And that's the point of nostalgia. It's why we can't bear to throw out things that we'll never use and don't really want taking up space in our lives. Not everyone feels that way about "Blondie," but many people will feel that way about one of the endangered or doomed comic strips on the list.

On the other hand, many people will also feel the way I do about "Family Circus." Just thinking about that strip makes me feel like something's crawling under my skin. It could be because it was so relentlessly cutesie, but I think mainly it was because it was so cutesie about the kids. When you're a kid, you know that other kids don't say the things those children did. Sometimes the strip bothered me so much I had to cover it up with my hand while I ate my morning cereal.

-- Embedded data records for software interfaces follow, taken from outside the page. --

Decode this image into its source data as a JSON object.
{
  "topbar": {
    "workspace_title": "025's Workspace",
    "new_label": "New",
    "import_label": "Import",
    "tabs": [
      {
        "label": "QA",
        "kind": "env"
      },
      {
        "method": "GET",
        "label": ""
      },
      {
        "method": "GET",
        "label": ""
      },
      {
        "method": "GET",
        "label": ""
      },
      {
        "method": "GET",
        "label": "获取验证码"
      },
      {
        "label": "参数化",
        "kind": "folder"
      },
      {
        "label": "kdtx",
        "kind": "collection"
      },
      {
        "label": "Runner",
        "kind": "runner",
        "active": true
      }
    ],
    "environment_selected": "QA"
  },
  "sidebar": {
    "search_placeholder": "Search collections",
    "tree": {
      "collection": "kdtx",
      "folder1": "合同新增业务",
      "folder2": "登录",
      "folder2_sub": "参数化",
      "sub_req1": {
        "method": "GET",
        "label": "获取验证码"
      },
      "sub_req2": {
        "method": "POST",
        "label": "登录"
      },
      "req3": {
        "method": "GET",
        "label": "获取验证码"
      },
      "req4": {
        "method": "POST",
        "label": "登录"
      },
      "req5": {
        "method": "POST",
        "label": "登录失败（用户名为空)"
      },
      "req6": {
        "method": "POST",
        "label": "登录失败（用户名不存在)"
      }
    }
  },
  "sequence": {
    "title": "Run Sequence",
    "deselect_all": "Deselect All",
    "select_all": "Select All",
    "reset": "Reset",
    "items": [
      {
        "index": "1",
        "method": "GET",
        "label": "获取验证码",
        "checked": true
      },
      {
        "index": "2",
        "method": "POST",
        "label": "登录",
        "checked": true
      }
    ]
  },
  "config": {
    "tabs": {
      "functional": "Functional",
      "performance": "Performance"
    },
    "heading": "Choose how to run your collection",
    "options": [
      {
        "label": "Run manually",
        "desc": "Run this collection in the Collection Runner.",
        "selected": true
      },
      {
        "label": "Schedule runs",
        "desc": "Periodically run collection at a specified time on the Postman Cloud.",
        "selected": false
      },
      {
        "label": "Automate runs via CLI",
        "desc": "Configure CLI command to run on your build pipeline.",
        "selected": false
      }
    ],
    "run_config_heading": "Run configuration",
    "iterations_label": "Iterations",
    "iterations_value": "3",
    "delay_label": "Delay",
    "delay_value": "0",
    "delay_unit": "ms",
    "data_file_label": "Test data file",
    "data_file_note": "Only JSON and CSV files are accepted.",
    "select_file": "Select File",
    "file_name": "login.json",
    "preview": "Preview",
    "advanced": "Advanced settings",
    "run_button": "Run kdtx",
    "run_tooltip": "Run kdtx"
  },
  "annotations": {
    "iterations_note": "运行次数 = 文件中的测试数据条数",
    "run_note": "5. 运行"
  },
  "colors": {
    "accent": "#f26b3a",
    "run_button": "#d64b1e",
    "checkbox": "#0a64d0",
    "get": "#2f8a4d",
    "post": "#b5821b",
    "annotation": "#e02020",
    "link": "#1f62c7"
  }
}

The fact that both my irritation and my affection come from memories of childhood is the key understanding why these strips provoke such passionate responses. Most people know they can read these strips on the internet, or just buy a different paper, but it's not the same. The comics page is what you read when you were a child, and unable to read the longer, heavier articles. Often it's something your parents gave you to do, so they could a few moments of quiet to read the paper for themselves. These strips are direct lines to childhood memories -- not birthday parties or big events, but the everyday stuff that life is actually made of. You don't think of it every time that you read the strip, but when the strip is about to go away, you know that you'll lose that daily opportunity to remember. No wonder people fight so hard to keep things they use so little.

Perhaps you, too, have comic strips you couldn't bear to lose?